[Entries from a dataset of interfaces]
***
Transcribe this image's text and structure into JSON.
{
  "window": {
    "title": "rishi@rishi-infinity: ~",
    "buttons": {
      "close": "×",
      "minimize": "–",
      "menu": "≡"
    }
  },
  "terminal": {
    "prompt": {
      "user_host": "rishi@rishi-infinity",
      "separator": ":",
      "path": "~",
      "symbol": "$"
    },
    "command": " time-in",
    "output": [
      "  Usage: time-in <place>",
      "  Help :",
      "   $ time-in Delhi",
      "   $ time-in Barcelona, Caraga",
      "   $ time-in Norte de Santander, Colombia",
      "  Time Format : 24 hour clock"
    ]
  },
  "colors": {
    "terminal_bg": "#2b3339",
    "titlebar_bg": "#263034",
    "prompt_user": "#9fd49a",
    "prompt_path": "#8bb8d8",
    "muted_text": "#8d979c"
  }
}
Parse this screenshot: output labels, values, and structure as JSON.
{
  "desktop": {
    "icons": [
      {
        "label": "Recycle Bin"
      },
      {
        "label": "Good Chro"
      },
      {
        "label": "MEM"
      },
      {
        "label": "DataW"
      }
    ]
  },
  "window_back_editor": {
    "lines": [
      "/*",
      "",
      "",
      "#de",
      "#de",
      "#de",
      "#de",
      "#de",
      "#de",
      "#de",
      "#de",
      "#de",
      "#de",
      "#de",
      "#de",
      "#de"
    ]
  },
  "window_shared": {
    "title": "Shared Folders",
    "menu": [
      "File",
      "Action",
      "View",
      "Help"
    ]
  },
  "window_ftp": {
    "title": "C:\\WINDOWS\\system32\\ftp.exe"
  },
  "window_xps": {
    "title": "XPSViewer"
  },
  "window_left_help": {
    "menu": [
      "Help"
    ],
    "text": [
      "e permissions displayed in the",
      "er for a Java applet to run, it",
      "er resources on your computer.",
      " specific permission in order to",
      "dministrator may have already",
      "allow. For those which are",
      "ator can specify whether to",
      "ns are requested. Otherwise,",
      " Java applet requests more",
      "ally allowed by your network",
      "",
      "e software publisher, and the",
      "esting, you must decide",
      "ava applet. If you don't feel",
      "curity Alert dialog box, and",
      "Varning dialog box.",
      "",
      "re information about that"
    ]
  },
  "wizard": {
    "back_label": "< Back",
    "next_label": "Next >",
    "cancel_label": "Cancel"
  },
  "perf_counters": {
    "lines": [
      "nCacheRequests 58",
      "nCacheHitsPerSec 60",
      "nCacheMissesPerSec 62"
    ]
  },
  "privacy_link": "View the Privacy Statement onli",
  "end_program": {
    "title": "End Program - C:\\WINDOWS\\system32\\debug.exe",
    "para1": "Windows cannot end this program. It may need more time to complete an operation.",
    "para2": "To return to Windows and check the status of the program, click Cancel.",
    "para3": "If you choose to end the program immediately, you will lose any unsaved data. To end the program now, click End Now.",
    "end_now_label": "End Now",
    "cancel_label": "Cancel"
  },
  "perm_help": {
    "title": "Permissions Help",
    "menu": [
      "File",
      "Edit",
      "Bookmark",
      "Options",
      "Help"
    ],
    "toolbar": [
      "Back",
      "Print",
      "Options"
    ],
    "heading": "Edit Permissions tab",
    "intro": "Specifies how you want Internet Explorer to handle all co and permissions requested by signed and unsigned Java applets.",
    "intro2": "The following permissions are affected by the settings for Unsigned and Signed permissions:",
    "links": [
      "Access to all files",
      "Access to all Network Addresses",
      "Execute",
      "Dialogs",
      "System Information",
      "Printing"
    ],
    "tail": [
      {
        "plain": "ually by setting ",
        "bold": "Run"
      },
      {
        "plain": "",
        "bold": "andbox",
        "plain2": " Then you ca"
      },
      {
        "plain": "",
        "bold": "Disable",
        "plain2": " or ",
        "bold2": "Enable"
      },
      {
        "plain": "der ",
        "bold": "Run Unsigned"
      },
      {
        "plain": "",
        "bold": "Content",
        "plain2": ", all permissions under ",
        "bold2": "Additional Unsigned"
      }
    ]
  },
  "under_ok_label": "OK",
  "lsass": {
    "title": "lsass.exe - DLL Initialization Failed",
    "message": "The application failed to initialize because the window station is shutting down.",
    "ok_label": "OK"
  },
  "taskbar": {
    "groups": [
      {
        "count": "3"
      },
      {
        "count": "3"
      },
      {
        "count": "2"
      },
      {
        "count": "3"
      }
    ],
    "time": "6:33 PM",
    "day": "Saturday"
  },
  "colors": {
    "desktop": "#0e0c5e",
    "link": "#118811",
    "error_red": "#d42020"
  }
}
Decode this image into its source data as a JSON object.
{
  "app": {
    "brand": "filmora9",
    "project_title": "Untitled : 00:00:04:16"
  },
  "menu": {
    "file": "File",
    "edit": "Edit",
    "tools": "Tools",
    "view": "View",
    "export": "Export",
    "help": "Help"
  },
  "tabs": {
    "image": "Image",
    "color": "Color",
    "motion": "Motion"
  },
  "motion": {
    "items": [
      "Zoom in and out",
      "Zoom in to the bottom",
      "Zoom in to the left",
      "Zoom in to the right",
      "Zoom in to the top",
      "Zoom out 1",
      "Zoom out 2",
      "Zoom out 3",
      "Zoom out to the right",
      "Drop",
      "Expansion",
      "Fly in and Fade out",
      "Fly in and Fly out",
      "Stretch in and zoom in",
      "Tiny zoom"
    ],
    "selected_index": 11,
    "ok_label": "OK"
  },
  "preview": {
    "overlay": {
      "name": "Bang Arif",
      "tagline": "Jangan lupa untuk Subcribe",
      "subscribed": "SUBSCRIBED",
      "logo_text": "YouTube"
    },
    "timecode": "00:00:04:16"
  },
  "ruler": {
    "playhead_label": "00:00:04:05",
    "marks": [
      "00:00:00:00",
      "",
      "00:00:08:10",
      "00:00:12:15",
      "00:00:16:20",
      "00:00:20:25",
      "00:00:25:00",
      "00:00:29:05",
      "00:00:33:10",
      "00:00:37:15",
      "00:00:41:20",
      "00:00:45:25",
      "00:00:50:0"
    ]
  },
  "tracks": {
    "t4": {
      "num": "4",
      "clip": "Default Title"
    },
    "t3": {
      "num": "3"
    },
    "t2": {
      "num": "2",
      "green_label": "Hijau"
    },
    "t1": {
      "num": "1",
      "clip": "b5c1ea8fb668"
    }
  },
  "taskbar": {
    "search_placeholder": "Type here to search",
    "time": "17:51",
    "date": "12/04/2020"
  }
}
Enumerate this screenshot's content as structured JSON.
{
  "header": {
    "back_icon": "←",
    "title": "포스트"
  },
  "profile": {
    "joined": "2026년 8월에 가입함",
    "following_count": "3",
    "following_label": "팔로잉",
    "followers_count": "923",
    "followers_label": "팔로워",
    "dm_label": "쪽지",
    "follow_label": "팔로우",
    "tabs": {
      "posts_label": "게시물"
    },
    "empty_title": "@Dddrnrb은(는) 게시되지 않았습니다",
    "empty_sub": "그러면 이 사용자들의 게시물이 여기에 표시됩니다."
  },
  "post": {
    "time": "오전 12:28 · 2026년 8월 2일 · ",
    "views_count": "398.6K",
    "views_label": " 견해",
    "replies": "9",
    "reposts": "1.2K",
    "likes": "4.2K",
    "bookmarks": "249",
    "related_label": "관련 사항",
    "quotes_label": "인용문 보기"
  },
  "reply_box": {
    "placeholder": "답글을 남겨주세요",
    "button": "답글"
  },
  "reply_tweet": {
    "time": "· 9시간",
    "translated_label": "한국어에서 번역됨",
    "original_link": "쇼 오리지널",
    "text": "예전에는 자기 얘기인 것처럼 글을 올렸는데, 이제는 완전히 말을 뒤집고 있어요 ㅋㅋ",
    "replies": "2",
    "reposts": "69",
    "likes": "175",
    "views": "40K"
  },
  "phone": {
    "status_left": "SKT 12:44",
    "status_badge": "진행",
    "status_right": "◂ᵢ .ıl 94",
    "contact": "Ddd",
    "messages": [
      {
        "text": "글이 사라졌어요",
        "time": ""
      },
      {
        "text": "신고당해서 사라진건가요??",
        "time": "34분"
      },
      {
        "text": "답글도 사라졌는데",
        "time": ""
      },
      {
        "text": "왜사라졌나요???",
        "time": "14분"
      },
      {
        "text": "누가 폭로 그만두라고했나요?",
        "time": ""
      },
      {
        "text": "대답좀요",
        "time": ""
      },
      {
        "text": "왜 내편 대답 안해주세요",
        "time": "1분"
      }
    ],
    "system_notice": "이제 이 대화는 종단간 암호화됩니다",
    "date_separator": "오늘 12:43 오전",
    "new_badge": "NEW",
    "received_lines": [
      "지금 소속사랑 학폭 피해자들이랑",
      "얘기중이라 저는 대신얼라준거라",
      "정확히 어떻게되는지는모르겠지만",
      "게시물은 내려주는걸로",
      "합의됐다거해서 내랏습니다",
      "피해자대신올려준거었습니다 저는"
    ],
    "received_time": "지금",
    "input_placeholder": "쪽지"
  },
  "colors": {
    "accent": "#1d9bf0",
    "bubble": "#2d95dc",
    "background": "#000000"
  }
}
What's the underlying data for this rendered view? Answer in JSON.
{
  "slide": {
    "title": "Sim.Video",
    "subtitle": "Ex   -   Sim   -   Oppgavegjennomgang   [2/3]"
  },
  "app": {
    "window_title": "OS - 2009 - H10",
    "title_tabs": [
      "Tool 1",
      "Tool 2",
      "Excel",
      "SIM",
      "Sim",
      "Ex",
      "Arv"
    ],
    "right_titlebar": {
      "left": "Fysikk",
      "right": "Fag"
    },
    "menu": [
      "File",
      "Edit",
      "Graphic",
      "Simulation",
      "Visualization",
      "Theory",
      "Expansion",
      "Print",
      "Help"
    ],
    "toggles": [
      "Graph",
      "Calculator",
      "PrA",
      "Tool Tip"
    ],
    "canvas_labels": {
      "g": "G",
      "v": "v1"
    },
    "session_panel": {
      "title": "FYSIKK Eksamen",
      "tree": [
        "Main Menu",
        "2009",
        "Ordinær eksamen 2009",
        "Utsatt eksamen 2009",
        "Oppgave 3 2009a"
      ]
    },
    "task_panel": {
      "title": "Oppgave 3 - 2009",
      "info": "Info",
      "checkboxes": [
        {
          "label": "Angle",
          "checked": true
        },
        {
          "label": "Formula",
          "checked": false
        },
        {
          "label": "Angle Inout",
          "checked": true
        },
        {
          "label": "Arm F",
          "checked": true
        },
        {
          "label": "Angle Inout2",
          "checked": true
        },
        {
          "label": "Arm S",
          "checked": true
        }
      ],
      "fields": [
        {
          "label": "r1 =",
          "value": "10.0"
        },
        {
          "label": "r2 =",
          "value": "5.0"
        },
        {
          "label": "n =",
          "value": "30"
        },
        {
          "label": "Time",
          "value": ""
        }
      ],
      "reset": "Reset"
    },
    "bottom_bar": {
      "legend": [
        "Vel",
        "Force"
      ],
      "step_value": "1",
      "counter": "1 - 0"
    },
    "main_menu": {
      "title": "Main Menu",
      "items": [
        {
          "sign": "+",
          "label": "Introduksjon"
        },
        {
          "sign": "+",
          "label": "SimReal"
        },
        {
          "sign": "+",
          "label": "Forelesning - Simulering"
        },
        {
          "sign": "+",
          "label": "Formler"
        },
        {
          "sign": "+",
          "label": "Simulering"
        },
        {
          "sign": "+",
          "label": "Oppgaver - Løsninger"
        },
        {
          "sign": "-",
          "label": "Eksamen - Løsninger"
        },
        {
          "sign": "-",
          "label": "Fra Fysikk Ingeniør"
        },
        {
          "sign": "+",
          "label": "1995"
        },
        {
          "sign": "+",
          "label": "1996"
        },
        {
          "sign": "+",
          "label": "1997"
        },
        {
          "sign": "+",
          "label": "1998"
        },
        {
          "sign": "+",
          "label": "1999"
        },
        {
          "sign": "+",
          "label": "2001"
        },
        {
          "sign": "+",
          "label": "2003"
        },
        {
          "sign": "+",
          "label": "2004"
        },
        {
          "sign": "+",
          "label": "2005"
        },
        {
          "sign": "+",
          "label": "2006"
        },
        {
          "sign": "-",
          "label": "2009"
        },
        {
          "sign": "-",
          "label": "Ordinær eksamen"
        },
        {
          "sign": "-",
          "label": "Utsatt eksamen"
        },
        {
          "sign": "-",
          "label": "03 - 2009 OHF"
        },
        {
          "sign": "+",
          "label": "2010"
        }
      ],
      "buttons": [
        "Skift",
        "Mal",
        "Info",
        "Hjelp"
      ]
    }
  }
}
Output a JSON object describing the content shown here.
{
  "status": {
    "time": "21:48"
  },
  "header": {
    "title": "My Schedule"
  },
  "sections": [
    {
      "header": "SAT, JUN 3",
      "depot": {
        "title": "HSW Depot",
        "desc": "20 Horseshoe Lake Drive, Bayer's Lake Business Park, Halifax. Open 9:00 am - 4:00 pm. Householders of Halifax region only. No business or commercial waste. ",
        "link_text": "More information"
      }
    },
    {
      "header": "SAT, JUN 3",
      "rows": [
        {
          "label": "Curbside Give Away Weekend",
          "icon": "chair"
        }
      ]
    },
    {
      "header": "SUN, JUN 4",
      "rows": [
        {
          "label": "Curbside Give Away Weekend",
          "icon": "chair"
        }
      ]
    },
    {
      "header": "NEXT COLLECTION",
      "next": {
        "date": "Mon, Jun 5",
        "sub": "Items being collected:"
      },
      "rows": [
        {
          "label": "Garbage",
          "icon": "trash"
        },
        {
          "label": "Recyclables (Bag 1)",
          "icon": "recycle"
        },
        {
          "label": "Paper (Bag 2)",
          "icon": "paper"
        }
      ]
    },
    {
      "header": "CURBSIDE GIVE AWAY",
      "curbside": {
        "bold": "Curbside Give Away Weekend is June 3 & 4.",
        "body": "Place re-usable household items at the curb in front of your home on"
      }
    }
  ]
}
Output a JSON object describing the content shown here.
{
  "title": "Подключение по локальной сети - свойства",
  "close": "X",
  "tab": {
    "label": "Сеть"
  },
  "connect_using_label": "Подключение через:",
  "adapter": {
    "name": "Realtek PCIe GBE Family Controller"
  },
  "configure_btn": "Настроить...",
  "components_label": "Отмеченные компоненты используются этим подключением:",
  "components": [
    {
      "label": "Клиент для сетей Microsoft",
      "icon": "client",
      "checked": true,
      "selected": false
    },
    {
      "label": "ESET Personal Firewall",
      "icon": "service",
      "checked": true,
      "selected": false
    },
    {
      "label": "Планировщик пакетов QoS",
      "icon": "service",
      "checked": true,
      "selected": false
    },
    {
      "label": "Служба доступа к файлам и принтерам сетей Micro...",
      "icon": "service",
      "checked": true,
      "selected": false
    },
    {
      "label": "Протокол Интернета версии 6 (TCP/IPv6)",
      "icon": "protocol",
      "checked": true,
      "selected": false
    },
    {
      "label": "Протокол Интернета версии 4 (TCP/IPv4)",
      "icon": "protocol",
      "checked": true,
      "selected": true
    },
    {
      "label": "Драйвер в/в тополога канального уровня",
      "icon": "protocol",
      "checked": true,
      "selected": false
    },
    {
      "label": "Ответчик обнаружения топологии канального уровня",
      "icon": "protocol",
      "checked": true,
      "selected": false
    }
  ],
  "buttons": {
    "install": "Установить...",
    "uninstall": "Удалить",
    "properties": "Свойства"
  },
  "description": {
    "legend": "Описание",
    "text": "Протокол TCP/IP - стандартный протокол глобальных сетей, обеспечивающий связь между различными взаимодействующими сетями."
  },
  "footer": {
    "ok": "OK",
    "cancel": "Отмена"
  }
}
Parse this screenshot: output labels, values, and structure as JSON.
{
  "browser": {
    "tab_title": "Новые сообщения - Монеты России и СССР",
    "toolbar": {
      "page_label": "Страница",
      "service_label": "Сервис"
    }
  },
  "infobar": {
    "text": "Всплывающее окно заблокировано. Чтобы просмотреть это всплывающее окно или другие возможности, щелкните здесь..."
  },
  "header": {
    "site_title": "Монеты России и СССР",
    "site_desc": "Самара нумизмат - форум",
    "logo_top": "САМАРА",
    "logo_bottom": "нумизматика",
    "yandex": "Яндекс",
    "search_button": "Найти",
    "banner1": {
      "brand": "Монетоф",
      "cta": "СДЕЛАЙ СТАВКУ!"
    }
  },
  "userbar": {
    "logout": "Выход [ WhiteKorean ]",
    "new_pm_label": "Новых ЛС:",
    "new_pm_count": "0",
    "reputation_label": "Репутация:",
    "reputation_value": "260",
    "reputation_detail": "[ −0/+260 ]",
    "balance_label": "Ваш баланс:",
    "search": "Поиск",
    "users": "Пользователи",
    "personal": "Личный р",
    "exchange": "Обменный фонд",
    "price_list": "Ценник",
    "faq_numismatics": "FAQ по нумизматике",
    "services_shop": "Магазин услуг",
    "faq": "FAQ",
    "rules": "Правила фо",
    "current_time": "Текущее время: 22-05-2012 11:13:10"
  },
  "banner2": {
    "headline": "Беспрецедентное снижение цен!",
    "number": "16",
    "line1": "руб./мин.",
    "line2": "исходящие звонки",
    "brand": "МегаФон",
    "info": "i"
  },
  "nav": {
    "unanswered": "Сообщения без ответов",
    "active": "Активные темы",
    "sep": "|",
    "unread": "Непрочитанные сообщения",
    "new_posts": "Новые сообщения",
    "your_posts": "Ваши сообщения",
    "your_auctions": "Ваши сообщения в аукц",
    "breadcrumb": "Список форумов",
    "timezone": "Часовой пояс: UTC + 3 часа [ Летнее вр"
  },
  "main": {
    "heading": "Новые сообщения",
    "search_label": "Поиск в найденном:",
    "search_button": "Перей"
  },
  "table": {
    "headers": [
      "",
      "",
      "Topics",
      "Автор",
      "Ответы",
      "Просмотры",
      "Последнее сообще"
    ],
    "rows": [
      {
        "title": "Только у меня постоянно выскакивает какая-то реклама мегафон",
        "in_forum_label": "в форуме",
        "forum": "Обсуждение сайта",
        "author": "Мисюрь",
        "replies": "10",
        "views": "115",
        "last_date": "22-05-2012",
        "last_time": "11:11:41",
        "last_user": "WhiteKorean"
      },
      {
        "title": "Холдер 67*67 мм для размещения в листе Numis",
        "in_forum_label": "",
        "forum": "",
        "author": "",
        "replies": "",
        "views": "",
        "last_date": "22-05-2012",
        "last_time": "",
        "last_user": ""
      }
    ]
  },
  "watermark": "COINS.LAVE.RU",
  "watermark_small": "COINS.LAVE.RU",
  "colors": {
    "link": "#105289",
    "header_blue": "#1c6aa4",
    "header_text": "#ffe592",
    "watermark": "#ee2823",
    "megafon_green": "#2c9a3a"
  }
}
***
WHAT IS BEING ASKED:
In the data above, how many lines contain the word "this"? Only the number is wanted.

WRITTEN RESPONSE:
7